▶ **DESCRIPTION OF THE TASK**: Give the count of lines below that include the word "icon", and say nothing else.
(Beginning of MATERIAL SUPPLIED)
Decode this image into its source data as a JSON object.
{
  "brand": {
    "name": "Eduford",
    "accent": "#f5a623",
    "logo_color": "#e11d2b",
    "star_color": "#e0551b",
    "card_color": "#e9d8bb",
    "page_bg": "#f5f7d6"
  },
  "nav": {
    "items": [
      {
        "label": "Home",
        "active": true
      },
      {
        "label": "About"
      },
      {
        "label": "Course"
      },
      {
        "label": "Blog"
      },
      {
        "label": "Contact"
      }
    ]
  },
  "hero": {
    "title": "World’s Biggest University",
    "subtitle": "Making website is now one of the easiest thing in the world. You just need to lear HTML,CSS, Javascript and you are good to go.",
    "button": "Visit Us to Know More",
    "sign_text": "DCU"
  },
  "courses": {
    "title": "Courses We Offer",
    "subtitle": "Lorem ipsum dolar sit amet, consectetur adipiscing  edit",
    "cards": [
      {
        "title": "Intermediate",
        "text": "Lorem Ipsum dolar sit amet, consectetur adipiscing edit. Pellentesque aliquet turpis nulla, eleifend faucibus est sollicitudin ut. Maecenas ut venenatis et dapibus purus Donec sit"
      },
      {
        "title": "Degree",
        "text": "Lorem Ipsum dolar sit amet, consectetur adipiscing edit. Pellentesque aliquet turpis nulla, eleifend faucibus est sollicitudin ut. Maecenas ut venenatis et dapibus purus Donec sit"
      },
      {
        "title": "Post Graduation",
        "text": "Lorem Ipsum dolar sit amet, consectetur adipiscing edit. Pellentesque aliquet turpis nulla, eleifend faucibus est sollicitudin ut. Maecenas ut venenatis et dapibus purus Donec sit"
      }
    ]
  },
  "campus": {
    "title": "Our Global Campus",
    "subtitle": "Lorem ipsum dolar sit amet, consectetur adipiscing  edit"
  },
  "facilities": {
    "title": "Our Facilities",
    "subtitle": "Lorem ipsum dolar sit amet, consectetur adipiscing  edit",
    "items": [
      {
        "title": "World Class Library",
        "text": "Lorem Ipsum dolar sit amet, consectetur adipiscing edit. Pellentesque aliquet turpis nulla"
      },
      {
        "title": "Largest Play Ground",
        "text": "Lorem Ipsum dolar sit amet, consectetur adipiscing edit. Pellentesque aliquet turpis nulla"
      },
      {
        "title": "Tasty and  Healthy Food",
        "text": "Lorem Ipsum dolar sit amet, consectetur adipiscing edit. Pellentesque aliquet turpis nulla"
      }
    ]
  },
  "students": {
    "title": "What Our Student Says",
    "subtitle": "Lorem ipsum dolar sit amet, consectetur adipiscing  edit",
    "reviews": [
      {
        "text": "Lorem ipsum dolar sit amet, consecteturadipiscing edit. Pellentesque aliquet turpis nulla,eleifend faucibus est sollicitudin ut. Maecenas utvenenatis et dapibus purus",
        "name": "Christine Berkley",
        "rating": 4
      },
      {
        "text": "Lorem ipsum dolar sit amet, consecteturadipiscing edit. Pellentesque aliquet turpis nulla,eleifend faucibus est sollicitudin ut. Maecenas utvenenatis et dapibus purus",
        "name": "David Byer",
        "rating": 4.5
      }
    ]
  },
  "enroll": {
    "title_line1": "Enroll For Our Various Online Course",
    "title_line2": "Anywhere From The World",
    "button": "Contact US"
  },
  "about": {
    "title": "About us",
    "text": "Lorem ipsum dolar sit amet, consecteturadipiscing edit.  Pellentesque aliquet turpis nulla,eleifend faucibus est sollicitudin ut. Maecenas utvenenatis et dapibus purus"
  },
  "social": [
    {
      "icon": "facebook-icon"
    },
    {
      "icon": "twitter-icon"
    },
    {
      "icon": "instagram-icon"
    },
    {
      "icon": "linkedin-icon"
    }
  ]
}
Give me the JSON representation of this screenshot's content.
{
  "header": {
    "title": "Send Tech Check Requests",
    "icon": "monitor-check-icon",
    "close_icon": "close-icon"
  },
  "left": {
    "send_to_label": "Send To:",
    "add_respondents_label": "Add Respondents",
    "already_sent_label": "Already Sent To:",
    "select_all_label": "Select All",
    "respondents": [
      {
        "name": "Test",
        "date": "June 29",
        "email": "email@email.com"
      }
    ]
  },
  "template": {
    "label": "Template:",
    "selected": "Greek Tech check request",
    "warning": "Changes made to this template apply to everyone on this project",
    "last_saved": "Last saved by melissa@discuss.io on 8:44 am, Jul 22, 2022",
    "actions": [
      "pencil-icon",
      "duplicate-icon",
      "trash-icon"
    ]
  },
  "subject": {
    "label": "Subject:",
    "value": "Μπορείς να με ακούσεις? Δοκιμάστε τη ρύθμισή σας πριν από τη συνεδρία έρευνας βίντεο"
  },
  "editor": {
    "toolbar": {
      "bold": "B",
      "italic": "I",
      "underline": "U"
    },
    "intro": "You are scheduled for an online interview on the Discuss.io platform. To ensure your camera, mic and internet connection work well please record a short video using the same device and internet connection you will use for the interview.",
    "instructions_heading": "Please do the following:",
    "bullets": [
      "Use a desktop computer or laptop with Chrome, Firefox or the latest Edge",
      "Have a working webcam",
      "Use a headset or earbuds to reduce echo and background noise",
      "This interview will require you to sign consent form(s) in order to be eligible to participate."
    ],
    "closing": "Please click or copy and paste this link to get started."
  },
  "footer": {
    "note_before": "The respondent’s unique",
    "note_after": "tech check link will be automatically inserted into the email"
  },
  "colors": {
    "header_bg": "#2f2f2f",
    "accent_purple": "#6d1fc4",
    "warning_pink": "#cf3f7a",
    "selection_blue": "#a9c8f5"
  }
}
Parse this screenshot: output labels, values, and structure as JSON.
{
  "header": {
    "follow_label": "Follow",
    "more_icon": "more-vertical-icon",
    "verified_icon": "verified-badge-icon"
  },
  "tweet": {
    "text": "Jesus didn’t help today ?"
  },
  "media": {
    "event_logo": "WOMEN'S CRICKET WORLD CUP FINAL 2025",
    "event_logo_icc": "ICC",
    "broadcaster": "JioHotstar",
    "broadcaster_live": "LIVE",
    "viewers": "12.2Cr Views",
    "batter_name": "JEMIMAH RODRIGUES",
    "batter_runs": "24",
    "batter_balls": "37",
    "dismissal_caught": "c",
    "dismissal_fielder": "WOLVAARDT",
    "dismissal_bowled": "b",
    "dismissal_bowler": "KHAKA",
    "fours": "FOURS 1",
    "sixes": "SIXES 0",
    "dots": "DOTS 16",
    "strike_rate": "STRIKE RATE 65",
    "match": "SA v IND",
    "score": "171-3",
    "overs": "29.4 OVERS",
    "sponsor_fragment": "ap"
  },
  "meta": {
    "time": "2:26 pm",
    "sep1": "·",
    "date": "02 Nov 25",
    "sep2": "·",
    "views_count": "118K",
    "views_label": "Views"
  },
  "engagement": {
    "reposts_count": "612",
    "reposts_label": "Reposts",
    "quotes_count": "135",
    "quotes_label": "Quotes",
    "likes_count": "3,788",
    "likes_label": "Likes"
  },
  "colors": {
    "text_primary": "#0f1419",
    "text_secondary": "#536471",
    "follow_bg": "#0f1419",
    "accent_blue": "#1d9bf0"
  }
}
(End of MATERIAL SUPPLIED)
▶ **OUTPUT OF THE EXERCISE**: 11